------ Provided records
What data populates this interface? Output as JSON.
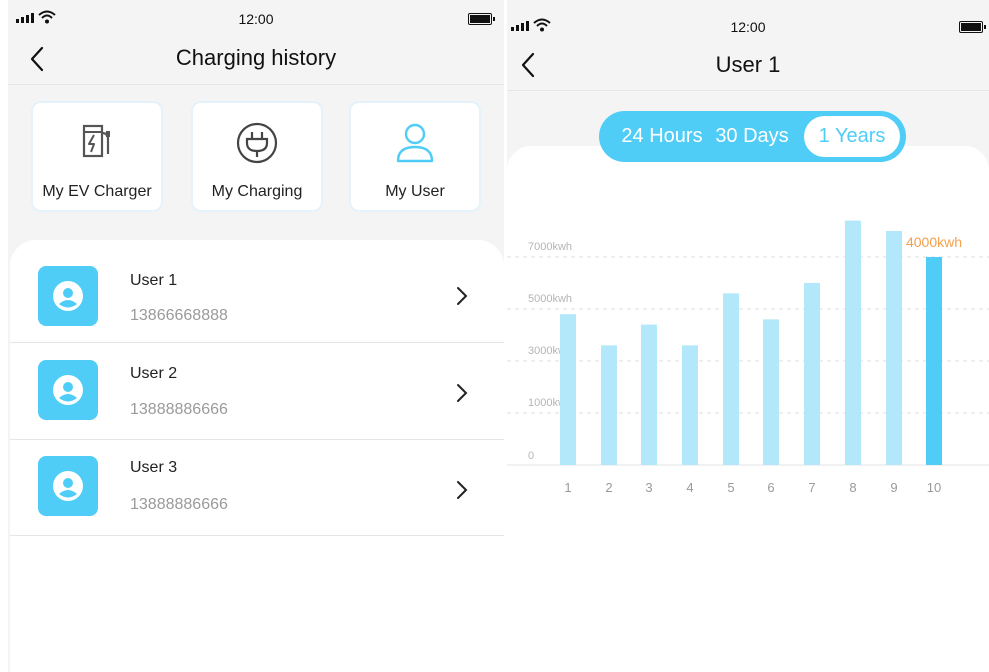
{
  "status": {
    "time": "12:00"
  },
  "left": {
    "title": "Charging history",
    "shortcuts": [
      {
        "label": "My EV Charger",
        "icon": "ev-charger-icon"
      },
      {
        "label": "My Charging",
        "icon": "plug-icon"
      },
      {
        "label": "My User",
        "icon": "user-icon"
      }
    ],
    "users": [
      {
        "name": "User 1",
        "phone": "13866668888"
      },
      {
        "name": "User 2",
        "phone": "13888886666"
      },
      {
        "name": "User 3",
        "phone": "13888886666"
      }
    ]
  },
  "right": {
    "title": "User 1",
    "tabs": [
      {
        "label": "24 Hours",
        "active": false
      },
      {
        "label": "30 Days",
        "active": false
      },
      {
        "label": "1 Years",
        "active": true
      }
    ]
  },
  "colors": {
    "accent": "#4fcdf7",
    "bar": "#b3e7fa",
    "bar_active": "#4fcdf7",
    "highlight_label": "#f5a04a"
  },
  "chart_data": {
    "type": "bar",
    "categories": [
      "1",
      "2",
      "3",
      "4",
      "5",
      "6",
      "7",
      "8",
      "9",
      "10"
    ],
    "values": [
      2900,
      2300,
      2700,
      2300,
      3300,
      2800,
      3500,
      4700,
      4500,
      4000
    ],
    "y_tick_labels": [
      "0",
      "1000kwh",
      "3000kwh",
      "5000kwh",
      "7000kwh"
    ],
    "highlight_index": 9,
    "highlight_label": "4000kwh",
    "grid": true
  }
}
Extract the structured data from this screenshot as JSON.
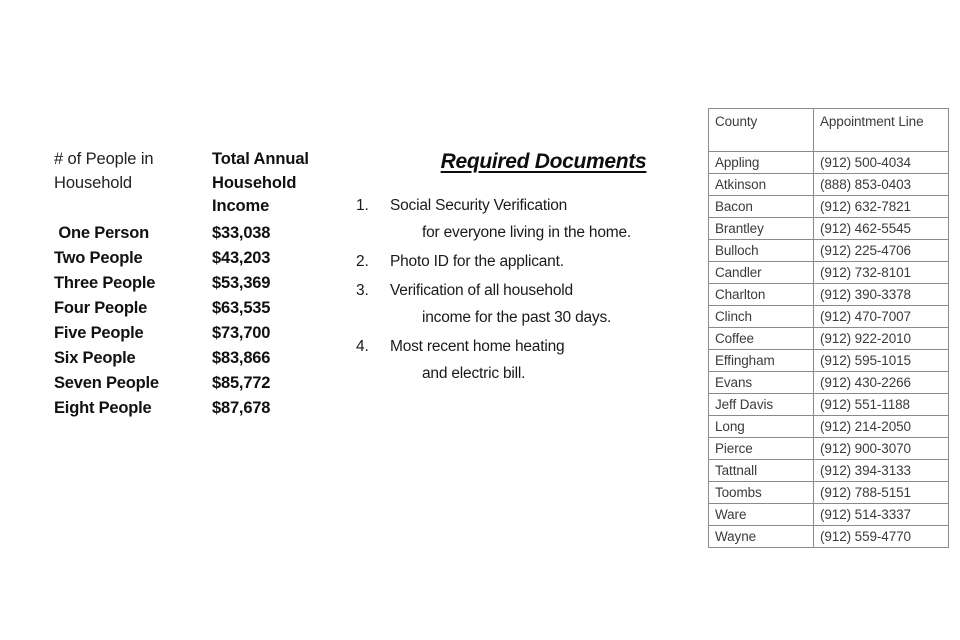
{
  "income_table": {
    "header_people": "# of People in\nHousehold",
    "header_income": "Total Annual\nHousehold\nIncome",
    "rows": [
      {
        "people": " One Person",
        "income": "$33,038"
      },
      {
        "people": "Two People",
        "income": "$43,203"
      },
      {
        "people": "Three People",
        "income": "$53,369"
      },
      {
        "people": "Four People",
        "income": "$63,535"
      },
      {
        "people": "Five People",
        "income": "$73,700"
      },
      {
        "people": "Six People",
        "income": "$83,866"
      },
      {
        "people": "Seven People",
        "income": "$85,772"
      },
      {
        "people": "Eight People",
        "income": "$87,678"
      }
    ]
  },
  "required_documents": {
    "title": "Required Documents",
    "items": [
      {
        "number": "1.",
        "line1": "Social Security Verification",
        "line2": "for everyone living in the home."
      },
      {
        "number": "2.",
        "line1": "Photo ID for the applicant.",
        "line2": ""
      },
      {
        "number": "3.",
        "line1": "Verification of all household",
        "line2": "income for the past 30 days."
      },
      {
        "number": "4.",
        "line1": "Most recent home heating",
        "line2": "and electric bill."
      }
    ]
  },
  "county_table": {
    "header_county": "County",
    "header_line": "Appointment Line",
    "rows": [
      {
        "county": "Appling",
        "phone": "(912) 500-4034"
      },
      {
        "county": "Atkinson",
        "phone": "(888) 853-0403"
      },
      {
        "county": "Bacon",
        "phone": "(912) 632-7821"
      },
      {
        "county": "Brantley",
        "phone": "(912) 462-5545"
      },
      {
        "county": "Bulloch",
        "phone": "(912) 225-4706"
      },
      {
        "county": "Candler",
        "phone": "(912) 732-8101"
      },
      {
        "county": "Charlton",
        "phone": "(912) 390-3378"
      },
      {
        "county": "Clinch",
        "phone": "(912) 470-7007"
      },
      {
        "county": "Coffee",
        "phone": "(912) 922-2010"
      },
      {
        "county": "Effingham",
        "phone": "(912) 595-1015"
      },
      {
        "county": "Evans",
        "phone": "(912) 430-2266"
      },
      {
        "county": "Jeff Davis",
        "phone": "(912) 551-1188"
      },
      {
        "county": "Long",
        "phone": "(912) 214-2050"
      },
      {
        "county": "Pierce",
        "phone": "(912) 900-3070"
      },
      {
        "county": "Tattnall",
        "phone": "(912) 394-3133"
      },
      {
        "county": "Toombs",
        "phone": "(912) 788-5151"
      },
      {
        "county": "Ware",
        "phone": "(912) 514-3337"
      },
      {
        "county": "Wayne",
        "phone": "(912) 559-4770"
      }
    ]
  },
  "colors": {
    "background": "#ffffff",
    "body_text": "#111111",
    "table_text": "#3b3b3b",
    "table_border": "#8a8a8a"
  }
}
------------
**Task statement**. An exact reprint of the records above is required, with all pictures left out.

**Answer box**.
What data populates this interface? Output as JSON.
{
  "status": {
    "time": "12:00"
  },
  "left": {
    "title": "Charging history",
    "shortcuts": [
      {
        "label": "My EV Charger",
        "icon": "ev-charger-icon"
      },
      {
        "label": "My Charging",
        "icon": "plug-icon"
      },
      {
        "label": "My User",
        "icon": "user-icon"
      }
    ],
    "users": [
      {
        "name": "User 1",
        "phone": "13866668888"
      },
      {
        "name": "User 2",
        "phone": "13888886666"
      },
      {
        "name": "User 3",
        "phone": "13888886666"
      }
    ]
  },
  "right": {
    "title": "User 1",
    "tabs": [
      {
        "label": "24 Hours",
        "active": false
      },
      {
        "label": "30 Days",
        "active": false
      },
      {
        "label": "1 Years",
        "active": true
      }
    ]
  },
  "colors": {
    "accent": "#4fcdf7",
    "bar": "#b3e7fa",
    "bar_active": "#4fcdf7",
    "highlight_label": "#f5a04a"
  },
  "chart_data": {
    "type": "bar",
    "categories": [
      "1",
      "2",
      "3",
      "4",
      "5",
      "6",
      "7",
      "8",
      "9",
      "10"
    ],
    "values": [
      2900,
      2300,
      2700,
      2300,
      3300,
      2800,
      3500,
      4700,
      4500,
      4000
    ],
    "y_tick_labels": [
      "0",
      "1000kwh",
      "3000kwh",
      "5000kwh",
      "7000kwh"
    ],
    "highlight_index": 9,
    "highlight_label": "4000kwh",
    "grid": true
  }
}
Extract the structured data from this screenshot as JSON.
{
  "income_table": {
    "header_people": "# of People in\nHousehold",
    "header_income": "Total Annual\nHousehold\nIncome",
    "rows": [
      {
        "people": " One Person",
        "income": "$33,038"
      },
      {
        "people": "Two People",
        "income": "$43,203"
      },
      {
        "people": "Three People",
        "income": "$53,369"
      },
      {
        "people": "Four People",
        "income": "$63,535"
      },
      {
        "people": "Five People",
        "income": "$73,700"
      },
      {
        "people": "Six People",
        "income": "$83,866"
      },
      {
        "people": "Seven People",
        "income": "$85,772"
      },
      {
        "people": "Eight People",
        "income": "$87,678"
      }
    ]
  },
  "required_documents": {
    "title": "Required Documents",
    "items": [
      {
        "number": "1.",
        "line1": "Social Security Verification",
        "line2": "for everyone living in the home."
      },
      {
        "number": "2.",
        "line1": "Photo ID for the applicant.",
        "line2": ""
      },
      {
        "number": "3.",
        "line1": "Verification of all household",
        "line2": "income for the past 30 days."
      },
      {
        "number": "4.",
        "line1": "Most recent home heating",
        "line2": "and electric bill."
      }
    ]
  },
  "county_table": {
    "header_county": "County",
    "header_line": "Appointment Line",
    "rows": [
      {
        "county": "Appling",
        "phone": "(912) 500-4034"
      },
      {
        "county": "Atkinson",
        "phone": "(888) 853-0403"
      },
      {
        "county": "Bacon",
        "phone": "(912) 632-7821"
      },
      {
        "county": "Brantley",
        "phone": "(912) 462-5545"
      },
      {
        "county": "Bulloch",
        "phone": "(912) 225-4706"
      },
      {
        "county": "Candler",
        "phone": "(912) 732-8101"
      },
      {
        "county": "Charlton",
        "phone": "(912) 390-3378"
      },
      {
        "county": "Clinch",
        "phone": "(912) 470-7007"
      },
      {
        "county": "Coffee",
        "phone": "(912) 922-2010"
      },
      {
        "county": "Effingham",
        "phone": "(912) 595-1015"
      },
      {
        "county": "Evans",
        "phone": "(912) 430-2266"
      },
      {
        "county": "Jeff Davis",
        "phone": "(912) 551-1188"
      },
      {
        "county": "Long",
        "phone": "(912) 214-2050"
      },
      {
        "county": "Pierce",
        "phone": "(912) 900-3070"
      },
      {
        "county": "Tattnall",
        "phone": "(912) 394-3133"
      },
      {
        "county": "Toombs",
        "phone": "(912) 788-5151"
      },
      {
        "county": "Ware",
        "phone": "(912) 514-3337"
      },
      {
        "county": "Wayne",
        "phone": "(912) 559-4770"
      }
    ]
  },
  "colors": {
    "background": "#ffffff",
    "body_text": "#111111",
    "table_text": "#3b3b3b",
    "table_border": "#8a8a8a"
  }
}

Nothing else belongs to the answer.